In pursuing a modern-day “Great Technology Leap Forward” with focus on technological innovation, Chinese state planners aim to increase productivity and competition. Artificial Intelligence (AI) will be the pivotal arena for China’s technology catch-up-and-overtake goal. China’s whole-of-nation approach marshals state-society structures to advance China’s quest for technological self-reliance. The US National Security Commission on Artificial Intelligence (2021) assesses the threat of China’s technology advancements and the necessity for the US to identify technology priorities to advance national competitiveness:
“China is pursuing a comprehensive technology leadership strategy. China’s strategic investments in key sectors through its Made in China 2025 initiative threaten U.S. technological prowess, economic prosperity, and national security.
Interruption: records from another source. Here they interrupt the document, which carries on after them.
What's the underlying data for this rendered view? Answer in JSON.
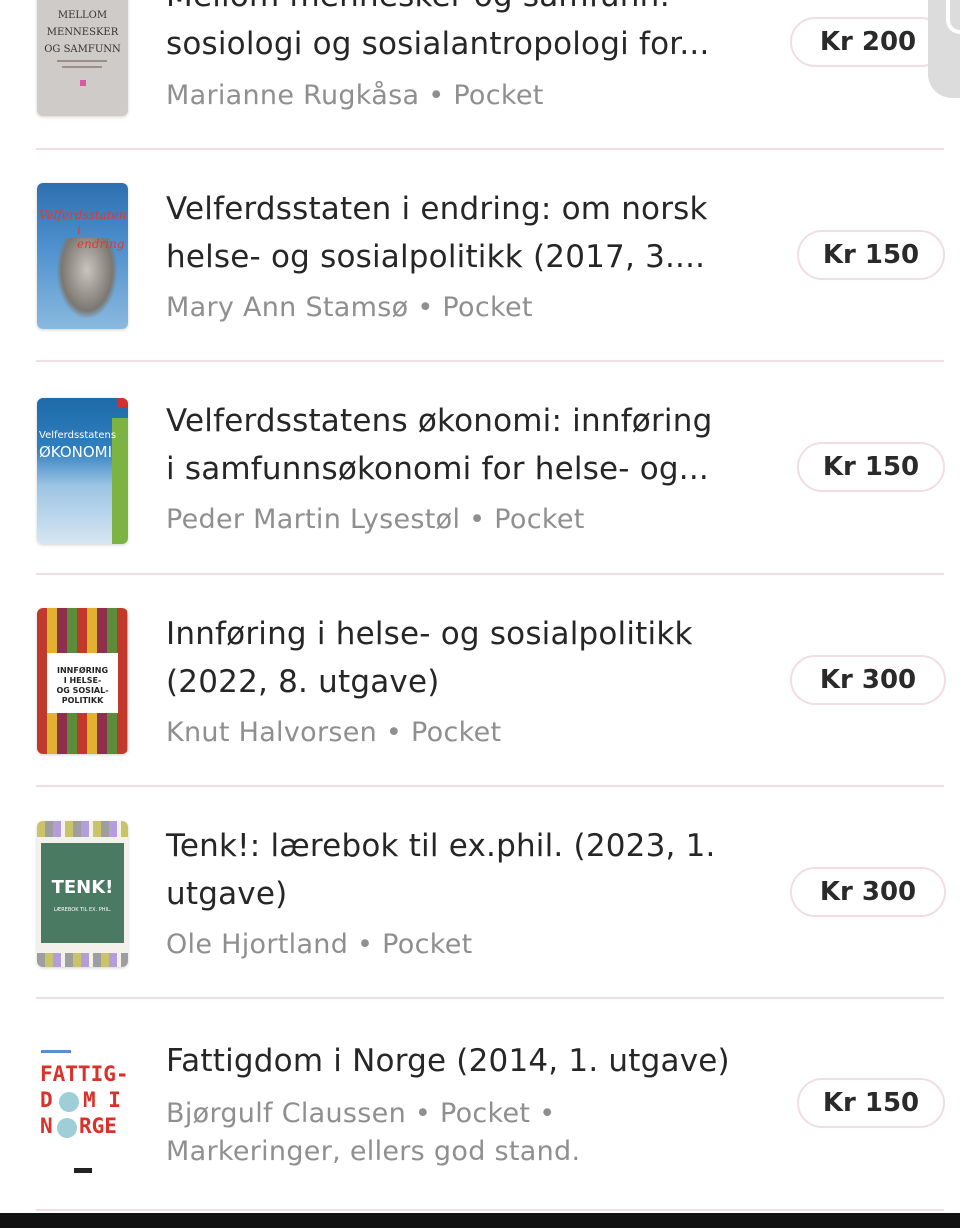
{
  "listings": [
    {
      "title": "Mellom mennesker og samfunn:\nsosiologi og sosialantropologi for...",
      "meta": "Marianne Rugkåsa • Pocket",
      "price": "Kr 200",
      "cover_lines": [
        "MELLOM",
        "MENNESKER",
        "OG SAMFUNN"
      ]
    },
    {
      "title": "Velferdsstaten i endring: om norsk\nhelse- og sosialpolitikk (2017, 3....",
      "meta": "Mary Ann Stamsø • Pocket",
      "price": "Kr 150",
      "cover_lines": [
        "Velferdsstaten",
        "i endring"
      ]
    },
    {
      "title": "Velferdsstatens økonomi: innføring\ni samfunnsøkonomi for helse- og...",
      "meta": "Peder Martin Lysestøl • Pocket",
      "price": "Kr 150",
      "cover_lines": [
        "Velferdsstatens",
        "ØKONOMI"
      ]
    },
    {
      "title": "Innføring i helse- og sosialpolitikk\n(2022, 8. utgave)",
      "meta": "Knut Halvorsen • Pocket",
      "price": "Kr 300",
      "cover_lines": [
        "INNFØRING",
        "I HELSE-",
        "OG SOSIAL-",
        "POLITIKK"
      ]
    },
    {
      "title": "Tenk!: lærebok til ex.phil. (2023, 1.\nutgave)",
      "meta": "Ole Hjortland • Pocket",
      "price": "Kr 300",
      "cover_lines": [
        "TENK!",
        "LÆREBOK TIL EX. PHIL."
      ]
    },
    {
      "title": "Fattigdom i Norge (2014, 1. utgave)",
      "meta": "Bjørgulf Claussen • Pocket •\nMarkeringer, ellers god stand.",
      "price": "Kr 150",
      "cover_lines": [
        "FATTIG-",
        "D",
        "M I",
        "N",
        "RGE"
      ]
    }
  ],
  "colors": {
    "divider": "#f1dde3",
    "price_border": "#f2dde3",
    "meta_text": "#8f8f8f",
    "fattigdom_red": "#d8322a"
  }
}
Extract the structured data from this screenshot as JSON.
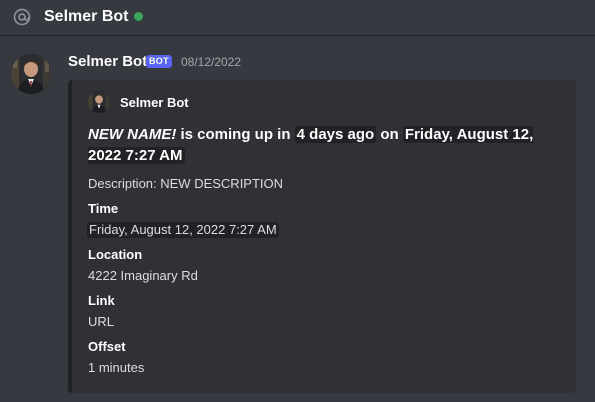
{
  "header": {
    "channel_name": "Selmer Bot",
    "status_color": "#3ba55d",
    "icon": "at-icon"
  },
  "message": {
    "author": "Selmer Bot",
    "bot_tag": "BOT",
    "timestamp": "08/12/2022",
    "avatar": "avatar"
  },
  "embed": {
    "author": "Selmer Bot",
    "title_part1": "NEW NAME!",
    "title_part2": " is coming up in ",
    "title_code1": "4 days ago",
    "title_part3": " on ",
    "title_code2": "Friday, August 12, 2022 7:27 AM",
    "description": "Description: NEW DESCRIPTION",
    "fields": [
      {
        "name": "Time",
        "value": "Friday, August 12, 2022 7:27 AM"
      },
      {
        "name": "Location",
        "value": "4222 Imaginary Rd"
      },
      {
        "name": "Link",
        "value": "URL"
      },
      {
        "name": "Offset",
        "value": "1 minutes"
      }
    ]
  }
}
In addition to investments in AI, China is seeking to become a world leader in quantum, 5G, and biotech, among other areas, and sees its strategies to lead in AI and each of these other technologies as mutually reinforcing. It has made clear which technologies it views as key national priorities and is investing heavily in a wide range of sectors that it assesses are essential to overall technical leadership”.
Therefore, to compete against China, the United States must develop a unified list of the technologies that will underpin national competitiveness in the 21st century. Hence, the first-mover advantage of developing and deploying technologies like microelectronics, biotechnology, and quantum computing will make it difficult for the United States to catch up to China. The lack of such a list results in disparate funding and policy approaches to technology protection and promotion across the U.S. government. The absence of clear priorities also makes it more difficult to effectively marshal private-sector investment in key technologies. In critical sectors with strong network effects like telecommunications, a winner-take-all dynamic raises the stakes even further for rapidly developing a leading technology platform.
Policy and Industry Implications
In expanding China’s commercial, investment, and technological reach in gaining access to global talent and resources, Beijing systematically uses industrial espionage, intellectual property theft, and talent recruitment to elicit proprietary and critical information. Policymakers and corporate leaders should identify and mitigate the risks of Chinese state apparatus operations in American and European companies, universities, research institutions, media organizations, and non-governmental organizations. China’s asymmetric approach to gaining competitive advantage epitomises the global and local risk of the US-China tech race.